The Blue Jays haven’t officially announced plans to install a dirt infield at the Rogers Centre for the upcoming season, but Stephen Brooks, the team’s senior vice-president of business operations, spilled the beans via Twitter on Saturday.
“Plan to start in Feb.,” Brooks tweeted in response to a fan’s question about when he could look forward to more dirt and less turf in Toronto.
Brooks did not respond to a request for clarification from The Toronto Star on Monday, but team president Mark Shapiro said earlier this month that a dirt infield — as opposed to just the dirt cutouts around the bases and pitcher’s mound that are currently in place — was “definitely” under consideration for the upcoming season.
The Jays are one of just two teams in Major League Baseball who play their home games on artificial turf and they are the only team without a dirt infield. The Tampa Bay Rays also play on turf, but have always played with dirt between their bases.
While it could spell the end of Toronto’s self-proclaimed “world’s fastest grounds crew,” here are five reasons why a dirt infield is a cut above.
Re-imagining the infield
• It looks better: This will be the most obvious upside to fans. A dirt infield looks more like an actual baseball field, with the sand-and-clay diamond surrounding the lawn around the mound.
Simply put, it’s more pleasing to the eye.
• It’s easier on the body: Dirt or no dirt, artificial turf is still basically a carpet laid atop concrete, but a dirt infield should be better for players’ bodies by providing more of a buffer from the unforgiving concrete floor.
While the latest iteration of artificial turf — installed last season — is noticeably softer and easier on players’ backs and joints, adding dirt to the base paths will reduce players’ exposure to the worst elements of the field.
• A better quality field: The biggest obstacle to an all-dirt infield at the Rogers Centre was the Toronto Argonauts and the stadium’s accommodation of football, which required the baseball field to be rolled up and laid atop itself after every home stand.
Every time the turf is rolled up on itself — as it has been roughly 15 to 20 times a season — the quality of the turf is degraded. It becomes harder.
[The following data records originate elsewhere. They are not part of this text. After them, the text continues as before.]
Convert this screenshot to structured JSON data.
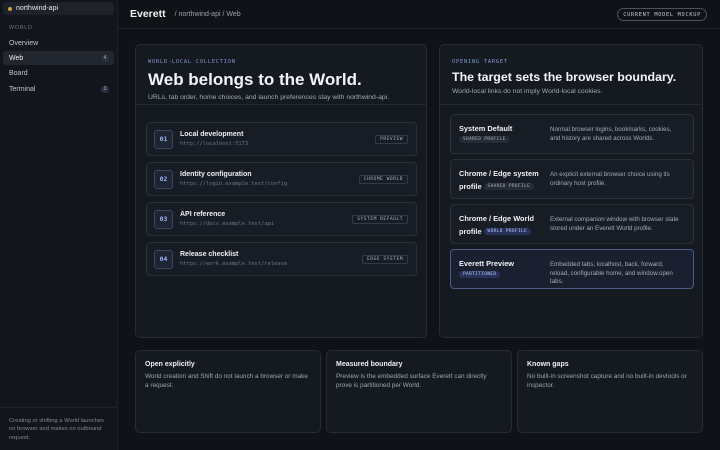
{
  "sidebar": {
    "workspace": "northwind-api",
    "section_label": "WORLD",
    "items": [
      {
        "label": "Overview",
        "badge": ""
      },
      {
        "label": "Web",
        "badge": "4"
      },
      {
        "label": "Board",
        "badge": ""
      },
      {
        "label": "Terminal",
        "badge": "3"
      }
    ],
    "footer": "Creating or shifting a World launches no browser and makes no outbound request."
  },
  "header": {
    "title": "Everett",
    "breadcrumb": "/ northwind-api / Web",
    "badge": "CURRENT MODEL MOCKUP"
  },
  "collection": {
    "eyebrow": "WORLD-LOCAL COLLECTION",
    "title": "Web belongs to the World.",
    "subtitle": "URLs, tab order, home choices, and launch preferences stay with northwind-api.",
    "links": [
      {
        "num": "01",
        "title": "Local development",
        "url": "http://localhost:5173",
        "tag": "PREVIEW"
      },
      {
        "num": "02",
        "title": "Identity configuration",
        "url": "https://login.example.test/config",
        "tag": "CHROME WORLD"
      },
      {
        "num": "03",
        "title": "API reference",
        "url": "https://docs.example.test/api",
        "tag": "SYSTEM DEFAULT"
      },
      {
        "num": "04",
        "title": "Release checklist",
        "url": "https://work.example.test/release",
        "tag": "EDGE SYSTEM"
      }
    ]
  },
  "target": {
    "eyebrow": "OPENING TARGET",
    "title": "The target sets the browser boundary.",
    "subtitle": "World-local links do not imply World-local cookies.",
    "options": [
      {
        "name": "System Default",
        "pill": "SHARED PROFILE",
        "desc": "Normal browser logins, bookmarks, cookies, and history are shared across Worlds."
      },
      {
        "name": "Chrome / Edge system profile",
        "pill": "SHARED PROFILE",
        "desc": "An explicit external browser choice using its ordinary host profile."
      },
      {
        "name": "Chrome / Edge World profile",
        "pill": "WORLD PROFILE",
        "desc": "External companion window with browser state stored under an Everett World profile."
      },
      {
        "name": "Everett Preview",
        "pill": "PARTITIONED",
        "desc": "Embedded tabs, localhost, back, forward, reload, configurable home, and window.open tabs."
      }
    ]
  },
  "notes": [
    {
      "title": "Open explicitly",
      "text": "World creation and Shift do not launch a browser or make a request."
    },
    {
      "title": "Measured boundary",
      "text": "Preview is the embedded surface Everett can directly prove is partitioned per World."
    },
    {
      "title": "Known gaps",
      "text": "No built-in screenshot capture and no built-in devtools or inspector."
    }
  ],
  "colors": {
    "background": "#0f1217",
    "accent": "#7f9bd6",
    "workspace_dot": "#d2a33c"
  }
}
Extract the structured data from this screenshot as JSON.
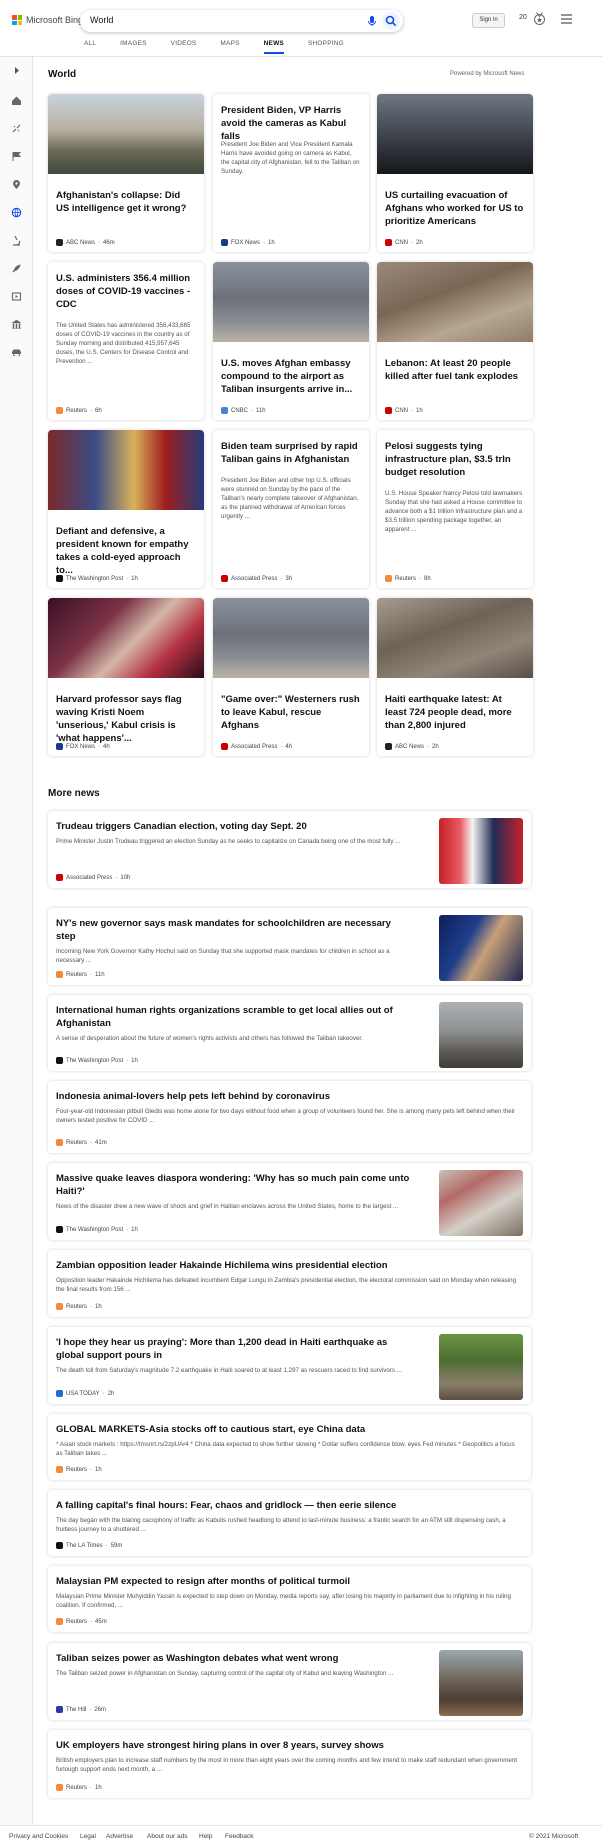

That’s why the Jays had to purchase new turf every five years or so.
With an all-dirt infield, the turf will have to stay in place for the entire baseball season, which is the case in Tampa, where the field is permanently in place.
• More predictable hops: While last year’s softer turf certainly aided infielders by slowing down ground balls, players are likely to prefer the predictability of an all-dirt infield, which will be more uniform than turf.
“There’s going to have to be some getting used to, that’s for sure,” said Mike Mordecai, the Jays’ coordinator of minor-league instruction and a former infielder for the Braves, Expos and Marlins.
“The thing they won’t have to deal with anymore, though, is balls hitting seams (in the turf) and shooting six inches to the right or left.”
• One step closer to grass: Installing natural grass may not be as much a priority for Shapiro as it was for his predecessor, Paul Beeston, but moving to an all-dirt infield is still a step in the direction of a natural field.
Brooks said as much earlier this year: “It would be Step 1 in the real-grass project,” he told the National Post back in September — before Shapiro took over — about the possibility of a dirt infield in 2016.
Adding dirt to the infield will require retrofits to accommodate water drainage, which will also be necessary if the Rogers Centre were ever to install grass. So even if natural grass remains a far-off dream in Toronto, one would assume the team will keep the possibility open as they break ground for dirt.